● Your assignment
Please copy the entries below word for word.

● Provided records
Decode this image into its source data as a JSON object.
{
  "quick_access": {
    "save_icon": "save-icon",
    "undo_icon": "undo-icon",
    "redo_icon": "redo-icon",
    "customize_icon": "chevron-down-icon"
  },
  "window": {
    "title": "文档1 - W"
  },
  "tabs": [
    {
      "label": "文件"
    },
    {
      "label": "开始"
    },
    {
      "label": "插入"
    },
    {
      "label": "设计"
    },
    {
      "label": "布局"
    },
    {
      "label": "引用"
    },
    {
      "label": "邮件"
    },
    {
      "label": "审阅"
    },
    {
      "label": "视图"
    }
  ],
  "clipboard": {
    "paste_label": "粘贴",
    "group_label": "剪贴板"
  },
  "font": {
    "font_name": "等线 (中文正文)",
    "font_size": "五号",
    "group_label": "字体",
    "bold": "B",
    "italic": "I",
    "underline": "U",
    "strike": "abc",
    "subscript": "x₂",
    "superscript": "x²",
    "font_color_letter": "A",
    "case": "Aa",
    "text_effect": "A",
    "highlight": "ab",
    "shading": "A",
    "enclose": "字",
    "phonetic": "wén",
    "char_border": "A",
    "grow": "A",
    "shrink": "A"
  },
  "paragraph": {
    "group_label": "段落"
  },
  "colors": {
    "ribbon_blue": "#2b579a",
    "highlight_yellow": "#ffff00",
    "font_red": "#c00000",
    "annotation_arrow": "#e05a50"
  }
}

● Response to the task
Decode this image into its source data as a JSON object.
{
  "quick_access": {
    "save_icon": "save-icon",
    "undo_icon": "undo-icon",
    "redo_icon": "redo-icon",
    "customize_icon": "chevron-down-icon"
  },
  "window": {
    "title": "文档1 - W"
  },
  "tabs": [
    {
      "label": "文件"
    },
    {
      "label": "开始"
    },
    {
      "label": "插入"
    },
    {
      "label": "设计"
    },
    {
      "label": "布局"
    },
    {
      "label": "引用"
    },
    {
      "label": "邮件"
    },
    {
      "label": "审阅"
    },
    {
      "label": "视图"
    }
  ],
  "clipboard": {
    "paste_label": "粘贴",
    "group_label": "剪贴板"
  },
  "font": {
    "font_name": "等线 (中文正文)",
    "font_size": "五号",
    "group_label": "字体",
    "bold": "B",
    "italic": "I",
    "underline": "U",
    "strike": "abc",
    "subscript": "x₂",
    "superscript": "x²",
    "font_color_letter": "A",
    "case": "Aa",
    "text_effect": "A",
    "highlight": "ab",
    "shading": "A",
    "enclose": "字",
    "phonetic": "wén",
    "char_border": "A",
    "grow": "A",
    "shrink": "A"
  },
  "paragraph": {
    "group_label": "段落"
  },
  "colors": {
    "ribbon_blue": "#2b579a",
    "highlight_yellow": "#ffff00",
    "font_red": "#c00000",
    "annotation_arrow": "#e05a50"
  }
}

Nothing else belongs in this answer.